Beating Finals Week Blues

recolored Features - Elyse Yang
Dealing with stress from school can be a challenge. It helps to have a friend! Art by Elyse Yang.

Finals Week can be a difficult time for everyone.

Students seem to have tried everything to cope with the demands that come along with the end of the quarter, with campus organizations providing everything from free snacks to puppies to try to make students feel more at ease. But as the pressure ramps up from one quarter to the next, it might be time to embrace the latest wave of therapeutic remedy: online counseling.

Enter 7 Cups of Tea, a new website that connects students to active listeners. The website and app allow students, or anyone looking for someone to lend an ear, the chance to connect anonymously to a wide network of trained listeners and could potentially be just the cure that students are looking for to curb their Finals Week stress.

Founded by psychologist Glen Moriarty, 7 Cups of Tea is run by a team of trained professionals dedicated to spreading knowledge to an audience who was previously unreachable.

Here’s how it works: Moriarty and his staff have devised a training program aimed to teach anyone who wants to fill their free time by helping others to be an “active, compassionate listener” without having to leave their homes. The program takes those interested through a course that instructs how to help with a variety of different issues, ranging from relationship problems to ordinary, everyday stress. Those who complete the course move on to practice sessions and interviews with qualified staff members. Even after this is all done, interested listeners can complete further training in areas that they are specifically passionate about. The training program appears to be a success, now boasting over 70,000 listeners in 130 different languages.

While having such a large quantity of staff members can make the site appealing, users also must be wary that, chances are, they aren’t talking to professionals. While the training program is comprehensive, it doesn’t provide the same level of depth that proper schooling does and can’t replace the experience of a real psychologist. Still, having someone to talk to can be a very useful stress outlet.

Jillian Ellis, a public relations spokeswoman for 7 Cups, says that employing younger, more inexperienced college students to be listeners can actually be seen as a positive. Having students talk to people who can relate to exactly what they’re going through gives them a safe place to vent their feelings.

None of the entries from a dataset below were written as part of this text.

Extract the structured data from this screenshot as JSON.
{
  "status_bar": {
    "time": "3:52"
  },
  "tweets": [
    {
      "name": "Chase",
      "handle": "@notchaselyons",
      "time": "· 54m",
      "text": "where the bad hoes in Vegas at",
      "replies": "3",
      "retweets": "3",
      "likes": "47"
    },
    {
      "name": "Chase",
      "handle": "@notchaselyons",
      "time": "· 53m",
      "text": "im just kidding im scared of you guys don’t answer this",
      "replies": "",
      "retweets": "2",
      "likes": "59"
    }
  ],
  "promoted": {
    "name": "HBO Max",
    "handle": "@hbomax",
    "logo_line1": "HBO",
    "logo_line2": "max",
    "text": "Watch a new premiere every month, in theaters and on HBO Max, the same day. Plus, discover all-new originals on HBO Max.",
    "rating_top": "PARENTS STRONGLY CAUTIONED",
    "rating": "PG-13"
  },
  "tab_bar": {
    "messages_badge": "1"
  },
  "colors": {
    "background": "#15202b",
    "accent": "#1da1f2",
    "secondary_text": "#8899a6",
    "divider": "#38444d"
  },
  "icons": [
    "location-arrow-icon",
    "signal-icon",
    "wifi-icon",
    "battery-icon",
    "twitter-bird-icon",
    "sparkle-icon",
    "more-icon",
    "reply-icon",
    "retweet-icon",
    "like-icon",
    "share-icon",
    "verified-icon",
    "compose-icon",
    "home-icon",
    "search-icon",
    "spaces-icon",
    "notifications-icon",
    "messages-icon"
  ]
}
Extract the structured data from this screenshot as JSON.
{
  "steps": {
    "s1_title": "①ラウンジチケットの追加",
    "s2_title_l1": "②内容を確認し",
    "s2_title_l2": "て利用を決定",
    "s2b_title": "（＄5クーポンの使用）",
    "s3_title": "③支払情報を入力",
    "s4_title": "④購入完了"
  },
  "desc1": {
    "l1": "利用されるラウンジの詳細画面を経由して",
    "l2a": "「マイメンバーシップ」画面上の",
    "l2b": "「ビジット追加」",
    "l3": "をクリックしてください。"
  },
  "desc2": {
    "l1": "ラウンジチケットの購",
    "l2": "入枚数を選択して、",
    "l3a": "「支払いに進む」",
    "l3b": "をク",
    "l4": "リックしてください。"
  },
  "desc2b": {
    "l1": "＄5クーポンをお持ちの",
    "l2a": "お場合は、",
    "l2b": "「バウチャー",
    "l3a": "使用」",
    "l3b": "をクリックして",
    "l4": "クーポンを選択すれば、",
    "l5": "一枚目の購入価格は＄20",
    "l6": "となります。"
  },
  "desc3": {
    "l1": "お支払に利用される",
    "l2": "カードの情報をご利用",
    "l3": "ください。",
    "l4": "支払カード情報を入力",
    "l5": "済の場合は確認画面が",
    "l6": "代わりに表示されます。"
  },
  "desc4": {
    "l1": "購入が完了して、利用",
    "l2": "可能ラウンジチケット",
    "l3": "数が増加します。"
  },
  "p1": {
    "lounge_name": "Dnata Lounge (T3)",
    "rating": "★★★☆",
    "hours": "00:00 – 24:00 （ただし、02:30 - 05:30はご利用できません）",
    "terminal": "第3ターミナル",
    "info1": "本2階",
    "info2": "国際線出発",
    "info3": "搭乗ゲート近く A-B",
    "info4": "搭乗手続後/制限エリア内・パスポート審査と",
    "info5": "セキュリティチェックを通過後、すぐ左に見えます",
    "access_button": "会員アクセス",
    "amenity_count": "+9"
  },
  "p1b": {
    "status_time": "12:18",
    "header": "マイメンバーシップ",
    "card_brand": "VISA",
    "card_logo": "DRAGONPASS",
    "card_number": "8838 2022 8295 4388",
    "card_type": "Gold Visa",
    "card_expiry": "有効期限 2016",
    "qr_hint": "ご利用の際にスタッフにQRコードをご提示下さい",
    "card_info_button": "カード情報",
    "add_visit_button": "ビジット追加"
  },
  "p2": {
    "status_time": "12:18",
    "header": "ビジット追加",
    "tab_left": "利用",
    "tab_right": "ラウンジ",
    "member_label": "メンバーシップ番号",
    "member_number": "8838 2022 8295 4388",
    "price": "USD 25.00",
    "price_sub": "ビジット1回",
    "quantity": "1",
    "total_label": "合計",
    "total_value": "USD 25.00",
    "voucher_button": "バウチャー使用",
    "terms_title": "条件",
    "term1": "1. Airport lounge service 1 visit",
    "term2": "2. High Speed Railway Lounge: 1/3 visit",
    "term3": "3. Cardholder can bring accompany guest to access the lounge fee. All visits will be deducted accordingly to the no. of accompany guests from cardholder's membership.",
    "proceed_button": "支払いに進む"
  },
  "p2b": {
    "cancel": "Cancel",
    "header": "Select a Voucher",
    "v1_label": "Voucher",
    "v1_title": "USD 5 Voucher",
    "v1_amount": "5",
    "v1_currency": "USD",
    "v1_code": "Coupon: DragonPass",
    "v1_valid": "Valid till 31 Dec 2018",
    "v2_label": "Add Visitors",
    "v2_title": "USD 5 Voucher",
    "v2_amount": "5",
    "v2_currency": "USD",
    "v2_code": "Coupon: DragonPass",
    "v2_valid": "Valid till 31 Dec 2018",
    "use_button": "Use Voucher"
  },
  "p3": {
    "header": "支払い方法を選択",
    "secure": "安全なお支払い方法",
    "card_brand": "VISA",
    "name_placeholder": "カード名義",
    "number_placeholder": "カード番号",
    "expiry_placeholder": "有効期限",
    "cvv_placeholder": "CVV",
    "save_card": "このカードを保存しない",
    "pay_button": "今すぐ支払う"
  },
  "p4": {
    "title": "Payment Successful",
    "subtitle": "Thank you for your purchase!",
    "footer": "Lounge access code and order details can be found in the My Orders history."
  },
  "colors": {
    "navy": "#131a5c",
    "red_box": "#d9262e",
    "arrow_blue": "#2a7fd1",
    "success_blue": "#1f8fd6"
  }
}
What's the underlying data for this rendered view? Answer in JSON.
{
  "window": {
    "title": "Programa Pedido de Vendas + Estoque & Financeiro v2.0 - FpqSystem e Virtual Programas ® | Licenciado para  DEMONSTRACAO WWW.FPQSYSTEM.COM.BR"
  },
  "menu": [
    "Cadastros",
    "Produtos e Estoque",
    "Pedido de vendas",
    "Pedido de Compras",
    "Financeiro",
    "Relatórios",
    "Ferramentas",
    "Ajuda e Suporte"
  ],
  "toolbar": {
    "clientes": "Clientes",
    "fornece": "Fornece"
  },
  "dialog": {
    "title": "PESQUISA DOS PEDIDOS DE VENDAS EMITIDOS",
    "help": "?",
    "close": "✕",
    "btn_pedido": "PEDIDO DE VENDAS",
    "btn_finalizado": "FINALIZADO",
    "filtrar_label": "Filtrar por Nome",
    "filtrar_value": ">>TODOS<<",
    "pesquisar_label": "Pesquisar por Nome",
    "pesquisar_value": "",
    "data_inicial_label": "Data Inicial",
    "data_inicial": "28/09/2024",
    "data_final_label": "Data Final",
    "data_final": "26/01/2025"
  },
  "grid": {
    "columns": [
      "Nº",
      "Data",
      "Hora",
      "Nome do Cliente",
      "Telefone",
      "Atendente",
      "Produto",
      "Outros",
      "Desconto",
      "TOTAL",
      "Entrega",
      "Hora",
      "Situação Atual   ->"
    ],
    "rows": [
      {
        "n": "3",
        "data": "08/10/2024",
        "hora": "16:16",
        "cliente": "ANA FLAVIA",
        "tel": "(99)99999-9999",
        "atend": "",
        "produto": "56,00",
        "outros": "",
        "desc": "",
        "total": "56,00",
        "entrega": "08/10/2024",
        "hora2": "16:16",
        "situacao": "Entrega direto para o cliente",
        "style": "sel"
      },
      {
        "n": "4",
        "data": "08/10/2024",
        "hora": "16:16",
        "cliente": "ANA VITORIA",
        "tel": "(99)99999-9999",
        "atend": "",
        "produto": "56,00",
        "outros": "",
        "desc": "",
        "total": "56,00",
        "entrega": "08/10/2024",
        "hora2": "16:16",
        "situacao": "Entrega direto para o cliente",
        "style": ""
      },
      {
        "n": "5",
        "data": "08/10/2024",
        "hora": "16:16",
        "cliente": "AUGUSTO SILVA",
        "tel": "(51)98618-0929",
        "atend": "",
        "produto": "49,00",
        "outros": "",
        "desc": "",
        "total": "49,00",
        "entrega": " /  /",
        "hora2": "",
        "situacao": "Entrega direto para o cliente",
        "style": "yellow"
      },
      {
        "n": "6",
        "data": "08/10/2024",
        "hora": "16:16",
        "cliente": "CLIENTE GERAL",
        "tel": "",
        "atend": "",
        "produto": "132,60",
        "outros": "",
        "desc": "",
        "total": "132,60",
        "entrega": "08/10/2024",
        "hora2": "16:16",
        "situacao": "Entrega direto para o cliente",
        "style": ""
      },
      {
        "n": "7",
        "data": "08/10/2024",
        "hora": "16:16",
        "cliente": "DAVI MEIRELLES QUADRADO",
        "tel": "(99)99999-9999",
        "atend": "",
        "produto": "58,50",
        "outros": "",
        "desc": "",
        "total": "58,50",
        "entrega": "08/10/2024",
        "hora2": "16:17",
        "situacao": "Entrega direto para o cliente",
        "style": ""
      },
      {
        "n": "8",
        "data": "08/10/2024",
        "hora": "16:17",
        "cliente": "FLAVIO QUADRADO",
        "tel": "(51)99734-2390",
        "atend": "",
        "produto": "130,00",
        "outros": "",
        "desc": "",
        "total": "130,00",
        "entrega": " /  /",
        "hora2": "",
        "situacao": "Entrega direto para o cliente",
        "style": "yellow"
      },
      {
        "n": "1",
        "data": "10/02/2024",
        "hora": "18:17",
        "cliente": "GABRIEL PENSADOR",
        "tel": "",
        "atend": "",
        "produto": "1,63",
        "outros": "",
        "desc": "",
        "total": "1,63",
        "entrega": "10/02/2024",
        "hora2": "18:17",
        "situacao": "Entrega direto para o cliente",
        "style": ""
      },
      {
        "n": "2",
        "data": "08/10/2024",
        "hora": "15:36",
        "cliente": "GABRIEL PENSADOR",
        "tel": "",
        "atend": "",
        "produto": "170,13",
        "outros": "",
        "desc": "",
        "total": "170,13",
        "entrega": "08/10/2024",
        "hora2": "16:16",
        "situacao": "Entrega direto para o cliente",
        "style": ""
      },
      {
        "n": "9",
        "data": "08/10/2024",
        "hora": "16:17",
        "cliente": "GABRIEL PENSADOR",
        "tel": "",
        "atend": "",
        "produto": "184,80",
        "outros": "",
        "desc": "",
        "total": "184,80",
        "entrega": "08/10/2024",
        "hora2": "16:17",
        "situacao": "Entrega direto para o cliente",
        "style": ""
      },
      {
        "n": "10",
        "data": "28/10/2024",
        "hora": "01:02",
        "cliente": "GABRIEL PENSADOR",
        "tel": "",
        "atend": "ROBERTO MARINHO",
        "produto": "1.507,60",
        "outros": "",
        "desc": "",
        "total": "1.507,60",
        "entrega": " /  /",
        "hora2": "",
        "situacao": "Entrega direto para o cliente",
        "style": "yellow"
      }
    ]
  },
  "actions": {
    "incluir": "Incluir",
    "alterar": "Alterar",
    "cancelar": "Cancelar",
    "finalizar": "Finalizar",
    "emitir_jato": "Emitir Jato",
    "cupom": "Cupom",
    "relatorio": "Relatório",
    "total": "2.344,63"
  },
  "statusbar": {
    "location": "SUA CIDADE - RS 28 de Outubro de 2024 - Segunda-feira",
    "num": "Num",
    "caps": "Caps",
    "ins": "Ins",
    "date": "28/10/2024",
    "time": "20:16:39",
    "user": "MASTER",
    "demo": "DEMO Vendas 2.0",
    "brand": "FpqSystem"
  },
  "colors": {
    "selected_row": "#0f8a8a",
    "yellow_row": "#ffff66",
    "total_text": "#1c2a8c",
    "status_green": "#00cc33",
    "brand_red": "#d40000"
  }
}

7 Cups [is] a safe space where students can vent or share what is on their mind and be listened to by another non-judgmental, caring and compassionate college student,” Ellis told the UCSD Guardian. “The opportunity to become an active listener has also empowered students to know that they can give back and make a difference in the world.”

Moriarty says he started the company because he noticed that there was a niche that needed to be filled.

“My wife’s a therapist, and I was doing this research and talking about an entrepreneurial problem and talking to her about it and I felt better,” he said in an interview with “And I thought, what do people do who don’t have a therapist in their family? It struck me this is the offline behavior that hasn’t yet been online that we should put online. Listening, as a service, should be available for people.”

The site appears to be growing exponentially, as more and more students on campuses across the country and world are discovering that the power of online communication can be put to good use. For students who have a particularly daunting slate of exams coming up, or just need someone to talk to for any other reason, could be just what the doctor ordered. As the site says: “Our listeners just listen. They understand. They give you the space you need to help you clear your head.”